Fiduciary Standards

Ok folks, this is a long one but an important one. I have been thinking about this post for a few weeks and trying to figure out how to explain the new Department of Labor Rule and its impact. Then lo and behold, someone did it for me in a format that you might actually enjoy. If you missed John Oliver's piece on retirement savings and the Department of Labor's Fiduciary rule then you should watch it to get a comical yet fairly accurate view of a mini-war that has been raging in the financial industry for the past several years. Everything we write here should be considered our opinions of what we think will happen in our industry.

The Department of Labor's fiduciary rule is something that we are wholeheartedly behind, despite many firms in our industry fighting very hard against it. Although it is a little more complicated than many articles make it out to be, the heart of the rule is what is important. Client interests should be ahead of anyone else's. Currently, we are a hybrid firm. This means we are fiduciaries for a lot of accounts and not for others. Confusing, right? Not only that but we may be a fiduciary on one account for a client and not on another one for the same client. Thus the DOL rule.

Some investments only pay commissions and even if we think they make sense for a client the investments may not fall under a fiduciary standard because they are under the purview of FINRA. We utilize a broker dealer for these types of things. On the flip side we use the Registered Investment Advisor side of the broker dealer for our fiduciary business. This falls under the purview of the SEC which calls for a fiduciary standard. Most of Divergent Planning's business is "fiduciary business" or "fee based business".

Why would anyone fight this rule?

Large organizations don't like change. Change is expensive. One thing to keep in mind while watching Oliver's video is that the "Financial Services Industry" did not all fight the rule. In fact it was pretty much only large brokerage firms, banks and insurance companies. They have their public reasons and then they have what we feel are their real reasons. 

The biggest argument they are trying to make is that it will lead to a large amount of investors who won't be a able to find advice. We feel this is not only false but see the rule potentially spurring a growth in tiny independent advisors who serve "smaller" clients in an efficient and technologically driven way. Just because a large brokerage firm isn't structured to make a profit on a "small" client doesn't mean a small independent firm can't

The more truthful reasons, in our opinion, is not surprisingly money. There are a lot of fees that are hidden in investments. They are outlined in  prospectuses but since investors don't pay these fees directly they may forget the fees are there. These fees are huge in terms of revenue for many large firms. These fees were in jeopardy during the DOLs various iterations of their rule. The final rule actually allows for these fees to potentially stay in play but not without further disclosures and tougher administration which means a great expense to the companies. 

Individuals don't always love change but a firm like ours is very nimble and forward looking compared to the large brokerages and wire houses.

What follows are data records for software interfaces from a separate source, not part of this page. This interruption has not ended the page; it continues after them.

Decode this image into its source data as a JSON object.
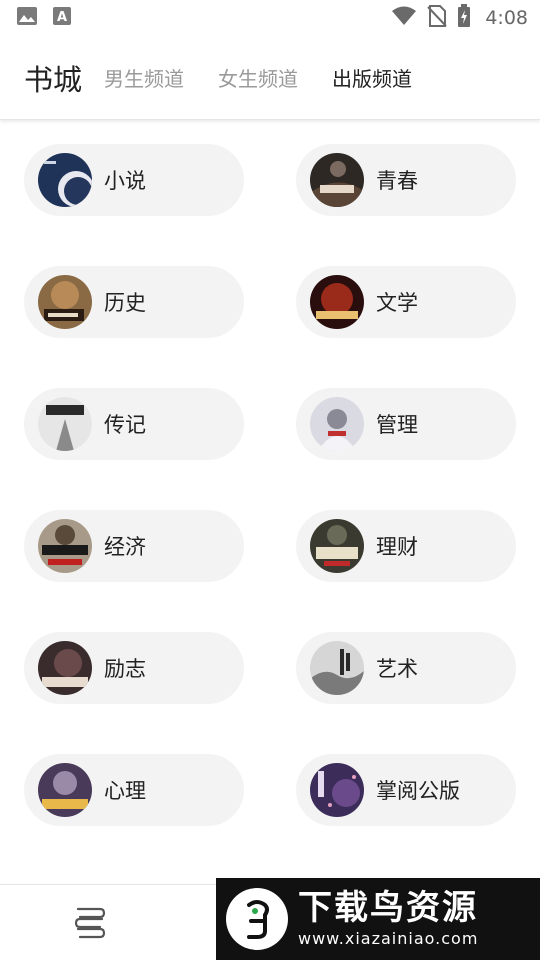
{
  "status_bar": {
    "time": "4:08",
    "left_icons": [
      "image-icon",
      "text-a-icon"
    ],
    "right_icons": [
      "wifi-icon",
      "no-sim-icon",
      "battery-charging-icon"
    ]
  },
  "header": {
    "title": "书城",
    "tabs": [
      {
        "label": "男生频道",
        "active": false
      },
      {
        "label": "女生频道",
        "active": false
      },
      {
        "label": "出版频道",
        "active": true
      }
    ]
  },
  "categories": [
    {
      "label": "小说",
      "cover_color": "#2a3f66"
    },
    {
      "label": "青春",
      "cover_color": "#3a2e2a"
    },
    {
      "label": "历史",
      "cover_color": "#6b4a2e"
    },
    {
      "label": "文学",
      "cover_color": "#5a1a1a"
    },
    {
      "label": "传记",
      "cover_color": "#d8d8d8"
    },
    {
      "label": "管理",
      "cover_color": "#c9c9d2"
    },
    {
      "label": "经济",
      "cover_color": "#7a6a55"
    },
    {
      "label": "理财",
      "cover_color": "#3c3c34"
    },
    {
      "label": "励志",
      "cover_color": "#4a3a3a"
    },
    {
      "label": "艺术",
      "cover_color": "#bdbdbd"
    },
    {
      "label": "心理",
      "cover_color": "#5a4a6a"
    },
    {
      "label": "掌阅公版",
      "cover_color": "#4a3a6a"
    }
  ],
  "bottom_nav": {
    "icons": [
      "bookshelf-icon"
    ]
  },
  "watermark": {
    "title": "下载鸟资源",
    "url": "www.xiazainiao.com"
  },
  "colors": {
    "pill_bg": "#f3f3f3",
    "active_tab": "#222222",
    "inactive_tab": "#9a9a9a"
  }
}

Advisors who work for banks, brokerage firms, insurance companies and don't do fee-based business will have to make some major decisions in the coming months. One fear for them is a potential disruption to their commission based business. It may not be as easy for them to see an immediate "payoff" from a big client like they have become accustomed to. In a commission based system a $5 Million dollar client could mean a big paycheck is coming to the advisor. Under a fee based system there is no big paycheck from this client. Instead it is a stream of much smaller fees over a period of time. Personally, we would have liked to see a complete elimination of commissions on all investments. The UK did this years ago and Australia has a similar rule in place and guess what? Their advisors aren't starving. 

There are also some organizations we feel are on the wrong side of this. For example, the Financial Services Institute which we are members of (probably for the last year) are against the rule and have fought hard against it. They are mostly funded by large organizations. On the flip side the Financial Planning Association and the Certified Financial Planner Board are for the rule. These organizations are funded by due paying individuals. 

In our opinion the only real downside to the rule we see was illustrated in Oliver's piece when he discussed annuities. There is no doubt that annuities can be misused but they also can be very helpful for certain portions of a clients investments. The issue is when someone puts too much money into these. Many annuities pay up front commissions but the good news is many more are starting to stop up front commissions and move to a more fee based approach. Hopefully this will help annuities to not be vilified so much. Its the fees and commissions that make them the easy target. 

There will be industry changes. Commissions will start to decrease if not disappear. Fee based firms will become more prevalent. Fees will become more competitive which means fees could start to decline. That is good news for investors. As for us, we won't starve.

As always, let us know if you have any questions.